He waited for the final blow. The Kilyan recited some words in his ethereal dialect that sounded like liquid sleep. Tiyo didn’t want to fight anymore. He’s had enough. Enough of his father, who told him to fight. He was done with the fae and king Robhar who foolishly thought he could defy magic.
Kill me and take this pain away. The boy curled up into a fetal position, wishing everything around him would finally come to an end.
Then he felt a terrifying cold. Death. The Kilyan hit me, and I’m so bemused that I didn’t even notice.
But after a few seconds, Tiyo realized that he wasn’t dying. He still drew breaths. They were sharp and shallow, but still, unmistakably his chest kept rising and falling. The white-haired fae began to speak to someone, quickly, in a hurry. In response, he received a murmur that might well belong not to a man, but a raging storm. It had a primordial sort of power that scared the boy more than the fight and all the shed blood around him.

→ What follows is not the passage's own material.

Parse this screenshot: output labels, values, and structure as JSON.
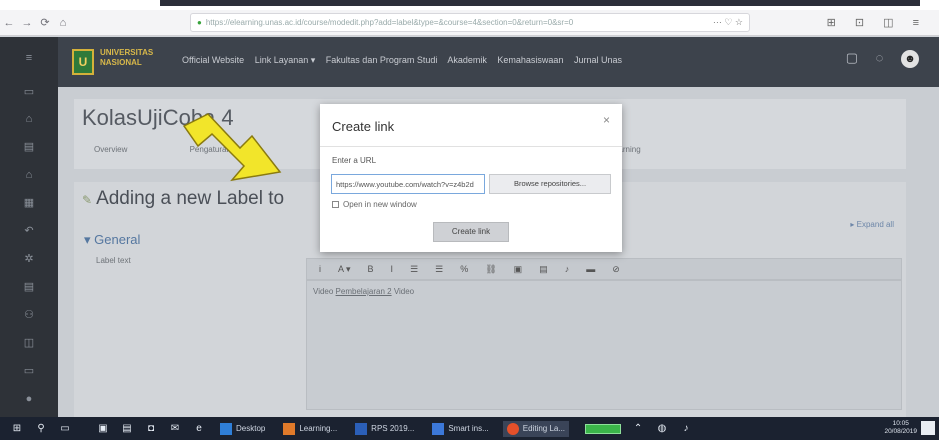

“Us’slu man’ki sarra’l.” This time, a soft voice unfolded over Tiyo’s shaky body. He was afraid to look, fearing to see its owner. He felt that this fae was surrounded by cold evil – petrifying cruelty. Unfathomable in its boundless frigidity.
The boy didn’t understand what the Shee said, but suddenly his body became warm, instead of deathly cold. Eventually, the boy dared to lift his eyes but he saw only two hazy spots. One was bright, certainly belonging to the white-haired Kilyan, dressed in white robes. The second one was completely black. The image in front of his eyes began to blur and, for a second, Tiyo saw two black holes instead of eyes; gaping in emptiness, reminiscent of the infinite night. They were deeper than the ocean that his father traveled across on a freighter, a metal colossus that housed thousands of people. Fae constructors didn’t use metal; only light and night. Even the spear held by the Kilyan was created from the pure rays of the sun.
Dark eyes drilled into his soul. The black Kilyan seemed to grow in Tiyo’s mind, reaching the height of a colossus, similar to the ship his father worked at – a soulless monument.
He closed his eyes as the black fae leaned over him. He smelled of flowers and rain-washed ground after a storm.
“Don’t… don’t kill me…”, Tiyo managed to squeal. But the black fae only laughed – it was not a burst of evil laughter at all. It seemed to hold the promise of spring after cruel winter.
“Human child,” said the man in language of the Shee, “you have been sent in too early.” The tone of his voice lowered, turning into a whisper when the cold breath of the Shee touched Tiyo’s neck. “But children are precious prey. You should not be here, but I will never let the oath be broken in front of my eyes…”
Tiyo, dazed with the scent of flowers and the man’s soft voice, could no longer restrain his fatigue. He knew that they will kill him, they will surely kill him now…
The boy fainted. The last word that left his lips, as the faintest whisper, was “please”.
“You’re pleading?” amusement rang in the fae’s voice. “I am here to fulfill your plea.”
But Tiyo did not hear him anymore. The battle continued. The fae kept eliminating people at a bone-chilling rate. Yet, he lay still as if surrounded by a protective bubble. He slept like the child he was.
He slept dreamlessly on the ground, while the human empire was being shattered by the Shee forces.
Snow started falling on the now deserted battlefield, thick and freezing. Snow that has always prevailed in the land of Kilyans. The fae kingdom took over the human one and even the weather surrendered.
Someone carried Tiyo. It was someone with eyes black as coal and dark hair resembling raven’s feathers.